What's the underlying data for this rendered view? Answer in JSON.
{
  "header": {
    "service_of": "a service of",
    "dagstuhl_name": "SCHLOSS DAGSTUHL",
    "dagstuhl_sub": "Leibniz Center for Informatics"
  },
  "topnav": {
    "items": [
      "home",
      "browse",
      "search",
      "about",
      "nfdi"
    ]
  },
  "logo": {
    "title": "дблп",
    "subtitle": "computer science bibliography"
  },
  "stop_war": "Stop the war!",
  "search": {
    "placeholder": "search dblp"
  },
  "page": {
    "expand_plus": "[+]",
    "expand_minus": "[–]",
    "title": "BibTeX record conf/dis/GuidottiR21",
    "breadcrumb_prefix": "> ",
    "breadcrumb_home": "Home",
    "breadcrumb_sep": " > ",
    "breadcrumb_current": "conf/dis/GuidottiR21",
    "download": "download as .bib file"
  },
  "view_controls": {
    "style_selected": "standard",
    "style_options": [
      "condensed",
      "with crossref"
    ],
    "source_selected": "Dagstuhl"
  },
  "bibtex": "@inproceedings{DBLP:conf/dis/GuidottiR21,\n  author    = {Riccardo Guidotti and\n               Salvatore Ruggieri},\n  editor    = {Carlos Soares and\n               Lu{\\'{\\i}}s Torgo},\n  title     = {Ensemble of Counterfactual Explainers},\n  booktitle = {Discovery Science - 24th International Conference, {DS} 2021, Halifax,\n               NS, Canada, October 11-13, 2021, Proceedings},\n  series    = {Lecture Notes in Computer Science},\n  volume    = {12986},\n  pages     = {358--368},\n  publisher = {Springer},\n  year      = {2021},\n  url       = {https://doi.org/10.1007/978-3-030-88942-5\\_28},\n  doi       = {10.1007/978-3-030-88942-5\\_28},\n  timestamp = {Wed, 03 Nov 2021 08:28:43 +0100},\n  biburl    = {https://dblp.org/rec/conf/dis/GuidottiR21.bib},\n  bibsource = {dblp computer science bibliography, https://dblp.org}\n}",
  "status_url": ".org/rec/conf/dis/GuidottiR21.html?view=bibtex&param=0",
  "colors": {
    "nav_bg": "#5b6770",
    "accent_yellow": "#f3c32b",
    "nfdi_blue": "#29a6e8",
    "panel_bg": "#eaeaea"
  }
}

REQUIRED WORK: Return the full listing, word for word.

TASK ANSWER:
What's the underlying data for this rendered view? Answer in JSON.
{
  "header": {
    "service_of": "a service of",
    "dagstuhl_name": "SCHLOSS DAGSTUHL",
    "dagstuhl_sub": "Leibniz Center for Informatics"
  },
  "topnav": {
    "items": [
      "home",
      "browse",
      "search",
      "about",
      "nfdi"
    ]
  },
  "logo": {
    "title": "дблп",
    "subtitle": "computer science bibliography"
  },
  "stop_war": "Stop the war!",
  "search": {
    "placeholder": "search dblp"
  },
  "page": {
    "expand_plus": "[+]",
    "expand_minus": "[–]",
    "title": "BibTeX record conf/dis/GuidottiR21",
    "breadcrumb_prefix": "> ",
    "breadcrumb_home": "Home",
    "breadcrumb_sep": " > ",
    "breadcrumb_current": "conf/dis/GuidottiR21",
    "download": "download as .bib file"
  },
  "view_controls": {
    "style_selected": "standard",
    "style_options": [
      "condensed",
      "with crossref"
    ],
    "source_selected": "Dagstuhl"
  },
  "bibtex": "@inproceedings{DBLP:conf/dis/GuidottiR21,\n  author    = {Riccardo Guidotti and\n               Salvatore Ruggieri},\n  editor    = {Carlos Soares and\n               Lu{\\'{\\i}}s Torgo},\n  title     = {Ensemble of Counterfactual Explainers},\n  booktitle = {Discovery Science - 24th International Conference, {DS} 2021, Halifax,\n               NS, Canada, October 11-13, 2021, Proceedings},\n  series    = {Lecture Notes in Computer Science},\n  volume    = {12986},\n  pages     = {358--368},\n  publisher = {Springer},\n  year      = {2021},\n  url       = {https://doi.org/10.1007/978-3-030-88942-5\\_28},\n  doi       = {10.1007/978-3-030-88942-5\\_28},\n  timestamp = {Wed, 03 Nov 2021 08:28:43 +0100},\n  biburl    = {https://dblp.org/rec/conf/dis/GuidottiR21.bib},\n  bibsource = {dblp computer science bibliography, https://dblp.org}\n}",
  "status_url": ".org/rec/conf/dis/GuidottiR21.html?view=bibtex&param=0",
  "colors": {
    "nav_bg": "#5b6770",
    "accent_yellow": "#f3c32b",
    "nfdi_blue": "#29a6e8",
    "panel_bg": "#eaeaea"
  }
}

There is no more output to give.